Recently I found a biography of Superman’s creator who described the arrival, by bicycle, of a seven foot Tulpa to his home – a being created by thought.

It struck a chord with me having researched on Irish and spiritual storytelling traditions for a book called Angel Journey. Einstein advised imagination was more powerful than knowledge and the Irish word file, for poet, was also the word for seer.

We valued stories as much as we valued spirit. We saw medicinal, mythical, moral and magical properties in the tellers of the story and the story itself. The stories, spoken in poetic form, drove straight into, and were created from, the story mind of Ireland. Teller and listener became one. Character and narrator similarly fused to fashion a magical reality.

Early monks trying to wean us away from Celtic gods towards an unseen deity, needed the help of the visions. Then the monks themselves were woven into the fabric. The Brendan story. The Colm Cille story. The Patrick story. So many stories of wandering men, of many miracles conducted by them and befalling them.

There are moments of a supernatural nature, but that is not the important thing, the important thing is the discovery in the ordinary details as well at the extraordinary times.

The word vision in Irish has even become a name: Aisling.

Superhumanity, quest, crisis and key interventions are the very basis of Irish legend.

Secrets and stories, combined, are an unbeatable lore and lure for Irish people.

We are the first generation not to rely on storytelling in some form in the home, but our oldest citizens still have a physical recollection of fireside and lost times, magical comings and goings. My maternal grandmother believed in the banshee. Now such beliefs are regarded as silly by some and dangerous by others, put down to a lack of education and superstition.

But Yeats, our Nobel Laureate and most famous file, had belief in spirits and spirit world.  If you were to describe him to a stranger you would describe a poet, but as a seer he spent the last years of his life perfecting his own Aisling.

A Vision was not only a poetic work, but a view on the life and death and afterlife cycles.

The Irish acceptance of the spirit world is easy to understand, given our strong storytelling tradition. It is this story mind-set that I think spiritual messages appeal. We connect readily with what is unseen.
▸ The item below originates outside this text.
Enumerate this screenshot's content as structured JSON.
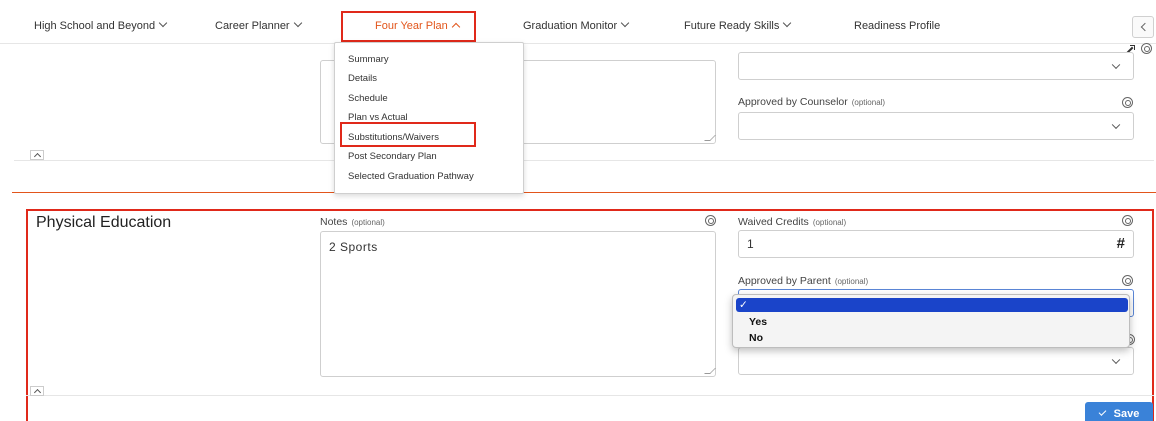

We see no difference in our ancestral mind between the poet and seer.

Between what the poets say and what they see.


By Suzanne Power